Could every line of the listing be output exactly, with the pictures skipped?

● **Records for the task**
★ ★ ★ ★ ★ ★ ★
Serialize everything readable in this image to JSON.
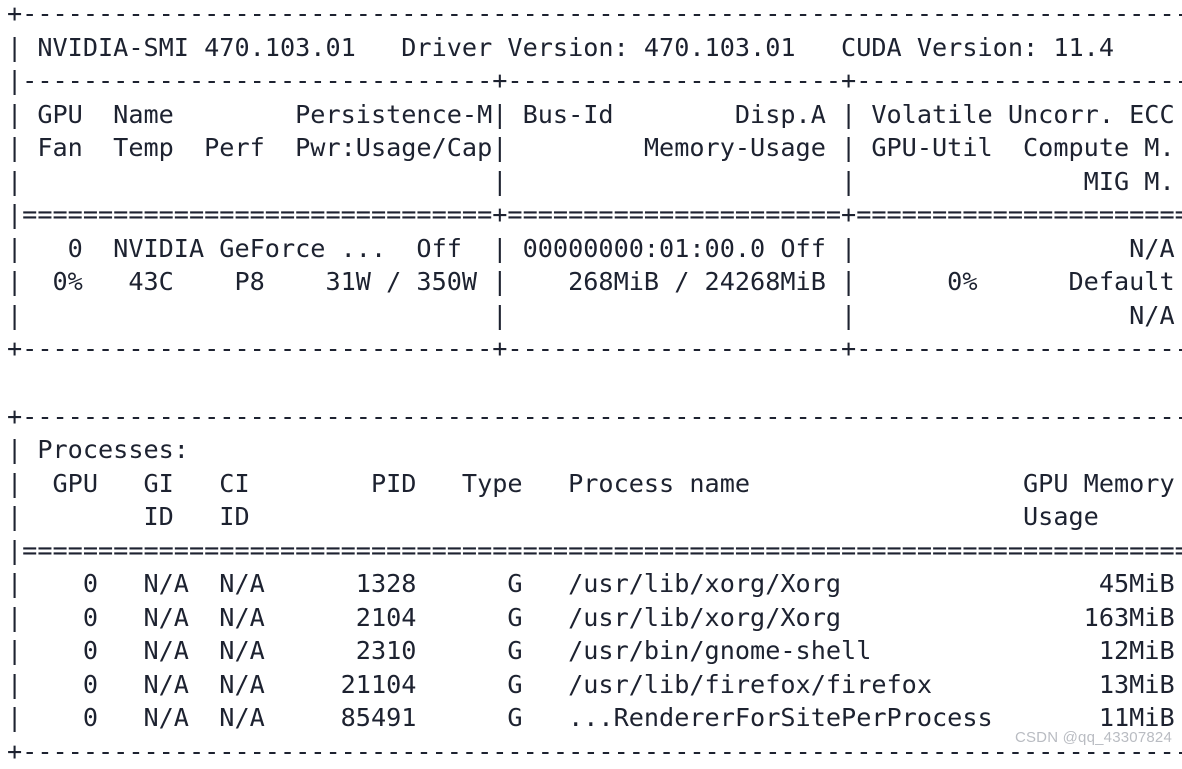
{
  "app": {
    "name": "nvidia-smi",
    "background_color": "#ffffff",
    "text_color": "#1d2230",
    "watermark_color": "#b9bcc2"
  },
  "header": {
    "smi_label": "NVIDIA-SMI",
    "smi_version": "470.103.01",
    "driver_label": "Driver Version:",
    "driver_version": "470.103.01",
    "cuda_label": "CUDA Version:",
    "cuda_version": "11.4"
  },
  "gpu_table": {
    "column_headers_row1": [
      "GPU",
      "Name",
      "Persistence-M",
      "Bus-Id",
      "Disp.A",
      "Volatile Uncorr. ECC"
    ],
    "column_headers_row2": [
      "Fan",
      "Temp",
      "Perf",
      "Pwr:Usage/Cap",
      "Memory-Usage",
      "GPU-Util",
      "Compute M."
    ],
    "column_headers_row3": [
      "MIG M."
    ],
    "rows": [
      {
        "gpu": "0",
        "name": "NVIDIA GeForce ...",
        "persistence_m": "Off",
        "bus_id": "00000000:01:00.0",
        "disp_a": "Off",
        "ecc": "N/A",
        "fan": "0%",
        "temp": "43C",
        "perf": "P8",
        "pwr_usage": "31W",
        "pwr_cap": "350W",
        "pwr_usage_cap": "31W / 350W",
        "memory_used": "268MiB",
        "memory_total": "24268MiB",
        "memory_usage": "268MiB / 24268MiB",
        "gpu_util": "0%",
        "compute_m": "Default",
        "mig_m": "N/A"
      }
    ]
  },
  "processes_table": {
    "title": "Processes:",
    "column_headers_row1": [
      "GPU",
      "GI",
      "CI",
      "PID",
      "Type",
      "Process name",
      "GPU Memory"
    ],
    "column_headers_row2": [
      "ID",
      "ID",
      "Usage"
    ],
    "rows": [
      {
        "gpu": "0",
        "gi_id": "N/A",
        "ci_id": "N/A",
        "pid": "1328",
        "type": "G",
        "process_name": "/usr/lib/xorg/Xorg",
        "gpu_memory_usage": "45MiB"
      },
      {
        "gpu": "0",
        "gi_id": "N/A",
        "ci_id": "N/A",
        "pid": "2104",
        "type": "G",
        "process_name": "/usr/lib/xorg/Xorg",
        "gpu_memory_usage": "163MiB"
      },
      {
        "gpu": "0",
        "gi_id": "N/A",
        "ci_id": "N/A",
        "pid": "2310",
        "type": "G",
        "process_name": "/usr/bin/gnome-shell",
        "gpu_memory_usage": "12MiB"
      },
      {
        "gpu": "0",
        "gi_id": "N/A",
        "ci_id": "N/A",
        "pid": "21104",
        "type": "G",
        "process_name": "/usr/lib/firefox/firefox",
        "gpu_memory_usage": "13MiB"
      },
      {
        "gpu": "0",
        "gi_id": "N/A",
        "ci_id": "N/A",
        "pid": "85491",
        "type": "G",
        "process_name": "...RendererForSitePerProcess",
        "gpu_memory_usage": "11MiB"
      }
    ]
  },
  "watermark": {
    "text": "CSDN @qq_43307824"
  },
  "rendered_text": "+-----------------------------------------------------------------------------+\n| NVIDIA-SMI 470.103.01   Driver Version: 470.103.01   CUDA Version: 11.4     |\n|-------------------------------+----------------------+----------------------+\n| GPU  Name        Persistence-M| Bus-Id        Disp.A | Volatile Uncorr. ECC |\n| Fan  Temp  Perf  Pwr:Usage/Cap|         Memory-Usage | GPU-Util  Compute M. |\n|                               |                      |               MIG M. |\n|===============================+======================+======================|\n|   0  NVIDIA GeForce ...  Off  | 00000000:01:00.0 Off |                  N/A |\n|  0%   43C    P8    31W / 350W |    268MiB / 24268MiB |      0%      Default |\n|                               |                      |                  N/A |\n+-------------------------------+----------------------+----------------------+\n                                                                               \n+-----------------------------------------------------------------------------+\n| Processes:                                                                  |\n|  GPU   GI   CI        PID   Type   Process name                  GPU Memory |\n|        ID   ID                                                   Usage      |\n|=============================================================================|\n|    0   N/A  N/A      1328      G   /usr/lib/xorg/Xorg                 45MiB |\n|    0   N/A  N/A      2104      G   /usr/lib/xorg/Xorg                163MiB |\n|    0   N/A  N/A      2310      G   /usr/bin/gnome-shell               12MiB |\n|    0   N/A  N/A     21104      G   /usr/lib/firefox/firefox           13MiB |\n|    0   N/A  N/A     85491      G   ...RendererForSitePerProcess       11MiB |\n+-----------------------------------------------------------------------------+"
}
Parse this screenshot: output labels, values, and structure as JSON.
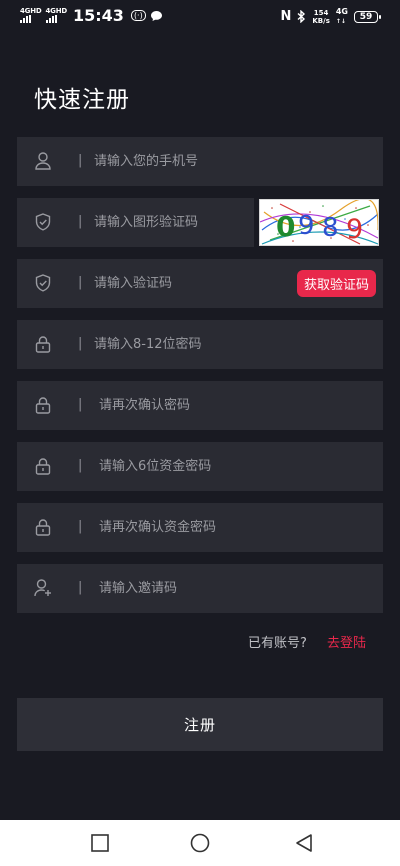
{
  "status_bar": {
    "sim1": "4G",
    "sim1_sup": "HD",
    "sim2": "4G",
    "sim2_sup": "HD",
    "time": "15:43",
    "nfc": "N",
    "speed_value": "154",
    "speed_unit": "KB/s",
    "network": "4G",
    "battery": "59"
  },
  "page": {
    "title": "快速注册"
  },
  "form": {
    "separator": "|",
    "phone_placeholder": "请输入您的手机号",
    "captcha_placeholder": "请输入图形验证码",
    "captcha_text": "0989",
    "sms_placeholder": "请输入验证码",
    "get_code_label": "获取验证码",
    "password_placeholder": "请输入8-12位密码",
    "confirm_password_placeholder": "请再次确认密码",
    "fund_password_placeholder": "请输入6位资金密码",
    "confirm_fund_password_placeholder": "请再次确认资金密码",
    "invite_placeholder": "请输入邀请码"
  },
  "login_prompt": {
    "question": "已有账号?",
    "link": "去登陆"
  },
  "register_button": "注册",
  "colors": {
    "background": "#191a22",
    "field": "#2a2b33",
    "accent": "#e8284b"
  },
  "icons": {
    "phone": "user-icon",
    "captcha": "shield-check-icon",
    "sms": "shield-check-icon",
    "password": "lock-icon",
    "invite": "add-user-icon",
    "nav": [
      "recents-square-icon",
      "home-circle-icon",
      "back-triangle-icon"
    ]
  }
}
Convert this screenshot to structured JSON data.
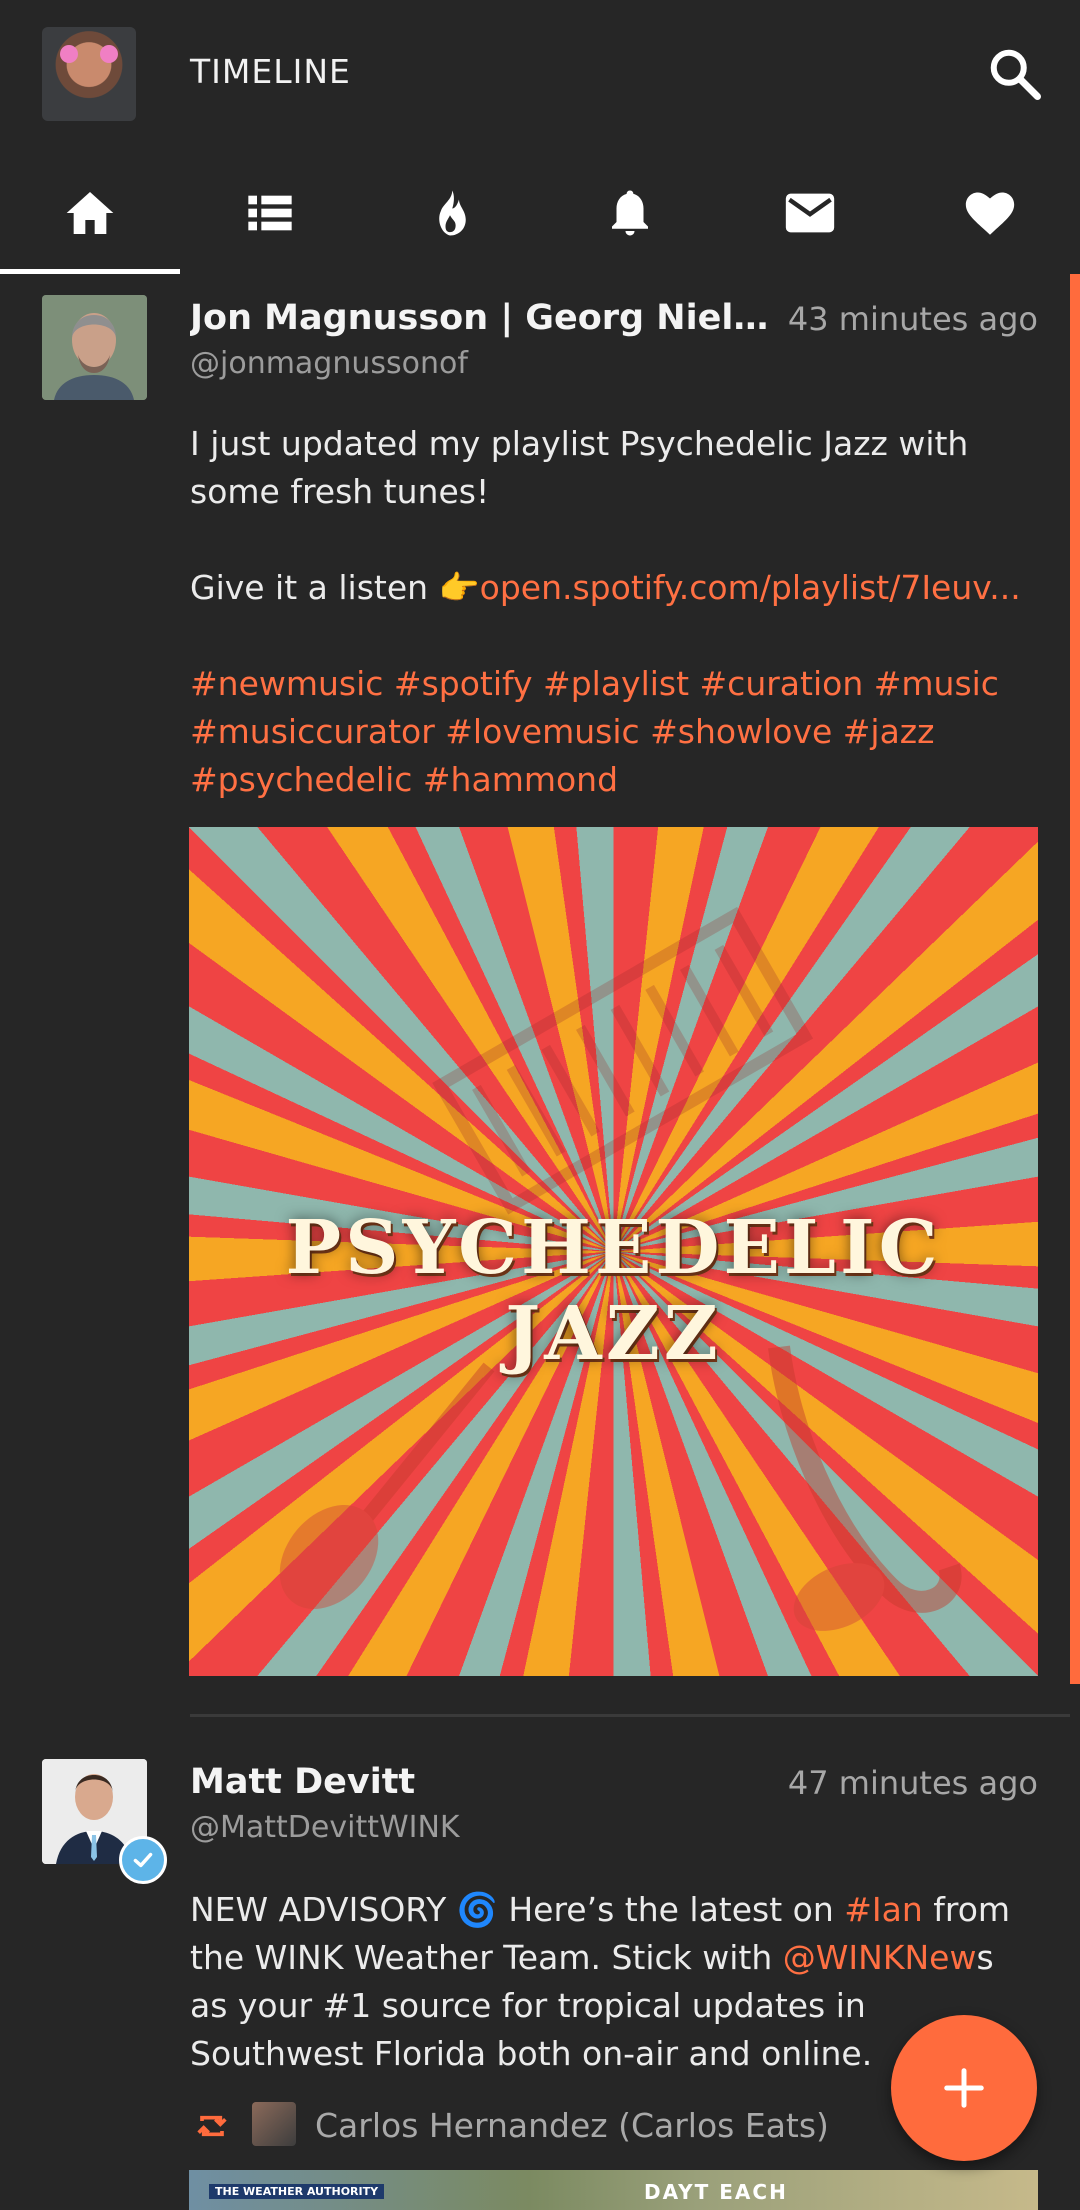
{
  "app": {
    "title": "TIMELINE",
    "accent_color": "#ff6b3d"
  },
  "tabs": [
    {
      "icon": "home-icon",
      "active": true
    },
    {
      "icon": "list-icon",
      "active": false
    },
    {
      "icon": "flame-icon",
      "active": false
    },
    {
      "icon": "bell-icon",
      "active": false
    },
    {
      "icon": "mail-icon",
      "active": false
    },
    {
      "icon": "heart-icon",
      "active": false
    }
  ],
  "posts": [
    {
      "name": "Jon Magnusson | Georg Nielsen &...",
      "handle": "@jonmagnussonof",
      "time": "43 minutes ago",
      "body_line1": "I just updated my playlist Psychedelic Jazz with some fresh tunes!",
      "body_line2_prefix": "Give it a listen 👉",
      "body_line2_link": "open.spotify.com/playlist/7Ieuv...",
      "hashtags": "#newmusic #spotify #playlist #curation #music #musiccurator #lovemusic #showlove #jazz #psychedelic #hammond",
      "media_title": "PSYCHEDELIC JAZZ"
    },
    {
      "name": "Matt Devitt",
      "handle": "@MattDevittWINK",
      "time": "47 minutes ago",
      "verified": true,
      "body_a": "NEW ADVISORY 🌀 Here’s the latest on ",
      "body_link1": "#Ian",
      "body_b": " from the WINK Weather Team. Stick with ",
      "body_link2": "@WINKNew",
      "body_c": "s as your #1 source for tropical updates in Southwest Florida both on-air and online.",
      "retweeted_by": "Carlos Hernandez (Carlos Eats)",
      "map_badge": "THE WEATHER AUTHORITY",
      "map_city": "DAYT   EACH"
    }
  ],
  "fab": {
    "label": "+"
  }
}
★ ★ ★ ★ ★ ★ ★
● **Answer to this problem**
Serialize everything readable in this image to JSON.
{
  "app": {
    "name": "nvidia-smi",
    "background_color": "#ffffff",
    "text_color": "#1d2230",
    "watermark_color": "#b9bcc2"
  },
  "header": {
    "smi_label": "NVIDIA-SMI",
    "smi_version": "470.103.01",
    "driver_label": "Driver Version:",
    "driver_version": "470.103.01",
    "cuda_label": "CUDA Version:",
    "cuda_version": "11.4"
  },
  "gpu_table": {
    "column_headers_row1": [
      "GPU",
      "Name",
      "Persistence-M",
      "Bus-Id",
      "Disp.A",
      "Volatile Uncorr. ECC"
    ],
    "column_headers_row2": [
      "Fan",
      "Temp",
      "Perf",
      "Pwr:Usage/Cap",
      "Memory-Usage",
      "GPU-Util",
      "Compute M."
    ],
    "column_headers_row3": [
      "MIG M."
    ],
    "rows": [
      {
        "gpu": "0",
        "name": "NVIDIA GeForce ...",
        "persistence_m": "Off",
        "bus_id": "00000000:01:00.0",
        "disp_a": "Off",
        "ecc": "N/A",
        "fan": "0%",
        "temp": "43C",
        "perf": "P8",
        "pwr_usage": "31W",
        "pwr_cap": "350W",
        "pwr_usage_cap": "31W / 350W",
        "memory_used": "268MiB",
        "memory_total": "24268MiB",
        "memory_usage": "268MiB / 24268MiB",
        "gpu_util": "0%",
        "compute_m": "Default",
        "mig_m": "N/A"
      }
    ]
  },
  "processes_table": {
    "title": "Processes:",
    "column_headers_row1": [
      "GPU",
      "GI",
      "CI",
      "PID",
      "Type",
      "Process name",
      "GPU Memory"
    ],
    "column_headers_row2": [
      "ID",
      "ID",
      "Usage"
    ],
    "rows": [
      {
        "gpu": "0",
        "gi_id": "N/A",
        "ci_id": "N/A",
        "pid": "1328",
        "type": "G",
        "process_name": "/usr/lib/xorg/Xorg",
        "gpu_memory_usage": "45MiB"
      },
      {
        "gpu": "0",
        "gi_id": "N/A",
        "ci_id": "N/A",
        "pid": "2104",
        "type": "G",
        "process_name": "/usr/lib/xorg/Xorg",
        "gpu_memory_usage": "163MiB"
      },
      {
        "gpu": "0",
        "gi_id": "N/A",
        "ci_id": "N/A",
        "pid": "2310",
        "type": "G",
        "process_name": "/usr/bin/gnome-shell",
        "gpu_memory_usage": "12MiB"
      },
      {
        "gpu": "0",
        "gi_id": "N/A",
        "ci_id": "N/A",
        "pid": "21104",
        "type": "G",
        "process_name": "/usr/lib/firefox/firefox",
        "gpu_memory_usage": "13MiB"
      },
      {
        "gpu": "0",
        "gi_id": "N/A",
        "ci_id": "N/A",
        "pid": "85491",
        "type": "G",
        "process_name": "...RendererForSitePerProcess",
        "gpu_memory_usage": "11MiB"
      }
    ]
  },
  "watermark": {
    "text": "CSDN @qq_43307824"
  },
  "rendered_text": "+-----------------------------------------------------------------------------+\n| NVIDIA-SMI 470.103.01   Driver Version: 470.103.01   CUDA Version: 11.4     |\n|-------------------------------+----------------------+----------------------+\n| GPU  Name        Persistence-M| Bus-Id        Disp.A | Volatile Uncorr. ECC |\n| Fan  Temp  Perf  Pwr:Usage/Cap|         Memory-Usage | GPU-Util  Compute M. |\n|                               |                      |               MIG M. |\n|===============================+======================+======================|\n|   0  NVIDIA GeForce ...  Off  | 00000000:01:00.0 Off |                  N/A |\n|  0%   43C    P8    31W / 350W |    268MiB / 24268MiB |      0%      Default |\n|                               |                      |                  N/A |\n+-------------------------------+----------------------+----------------------+\n                                                                               \n+-----------------------------------------------------------------------------+\n| Processes:                                                                  |\n|  GPU   GI   CI        PID   Type   Process name                  GPU Memory |\n|        ID   ID                                                   Usage      |\n|=============================================================================|\n|    0   N/A  N/A      1328      G   /usr/lib/xorg/Xorg                 45MiB |\n|    0   N/A  N/A      2104      G   /usr/lib/xorg/Xorg                163MiB |\n|    0   N/A  N/A      2310      G   /usr/bin/gnome-shell               12MiB |\n|    0   N/A  N/A     21104      G   /usr/lib/firefox/firefox           13MiB |\n|    0   N/A  N/A     85491      G   ...RendererForSitePerProcess       11MiB |\n+-----------------------------------------------------------------------------+"
}
Parse this screenshot: output labels, values, and structure as JSON.
{
  "status_bar": {
    "sim1": "4G",
    "sim1_sup": "HD",
    "sim2": "4G",
    "sim2_sup": "HD",
    "time": "15:43",
    "nfc": "N",
    "speed_value": "154",
    "speed_unit": "KB/s",
    "network": "4G",
    "battery": "59"
  },
  "page": {
    "title": "快速注册"
  },
  "form": {
    "separator": "|",
    "phone_placeholder": "请输入您的手机号",
    "captcha_placeholder": "请输入图形验证码",
    "captcha_text": "0989",
    "sms_placeholder": "请输入验证码",
    "get_code_label": "获取验证码",
    "password_placeholder": "请输入8-12位密码",
    "confirm_password_placeholder": "请再次确认密码",
    "fund_password_placeholder": "请输入6位资金密码",
    "confirm_fund_password_placeholder": "请再次确认资金密码",
    "invite_placeholder": "请输入邀请码"
  },
  "login_prompt": {
    "question": "已有账号?",
    "link": "去登陆"
  },
  "register_button": "注册",
  "colors": {
    "background": "#191a22",
    "field": "#2a2b33",
    "accent": "#e8284b"
  },
  "icons": {
    "phone": "user-icon",
    "captcha": "shield-check-icon",
    "sms": "shield-check-icon",
    "password": "lock-icon",
    "invite": "add-user-icon",
    "nav": [
      "recents-square-icon",
      "home-circle-icon",
      "back-triangle-icon"
    ]
  }
}
Convert this screenshot to structured JSON data.
{
  "app": {
    "title": "TIMELINE",
    "accent_color": "#ff6b3d"
  },
  "tabs": [
    {
      "icon": "home-icon",
      "active": true
    },
    {
      "icon": "list-icon",
      "active": false
    },
    {
      "icon": "flame-icon",
      "active": false
    },
    {
      "icon": "bell-icon",
      "active": false
    },
    {
      "icon": "mail-icon",
      "active": false
    },
    {
      "icon": "heart-icon",
      "active": false
    }
  ],
  "posts": [
    {
      "name": "Jon Magnusson | Georg Nielsen &...",
      "handle": "@jonmagnussonof",
      "time": "43 minutes ago",
      "body_line1": "I just updated my playlist Psychedelic Jazz with some fresh tunes!",
      "body_line2_prefix": "Give it a listen 👉",
      "body_line2_link": "open.spotify.com/playlist/7Ieuv...",
      "hashtags": "#newmusic #spotify #playlist #curation #music #musiccurator #lovemusic #showlove #jazz #psychedelic #hammond",
      "media_title": "PSYCHEDELIC JAZZ"
    },
    {
      "name": "Matt Devitt",
      "handle": "@MattDevittWINK",
      "time": "47 minutes ago",
      "verified": true,
      "body_a": "NEW ADVISORY 🌀 Here’s the latest on ",
      "body_link1": "#Ian",
      "body_b": " from the WINK Weather Team. Stick with ",
      "body_link2": "@WINKNew",
      "body_c": "s as your #1 source for tropical updates in Southwest Florida both on-air and online.",
      "retweeted_by": "Carlos Hernandez (Carlos Eats)",
      "map_badge": "THE WEATHER AUTHORITY",
      "map_city": "DAYT   EACH"
    }
  ],
  "fab": {
    "label": "+"
  }
}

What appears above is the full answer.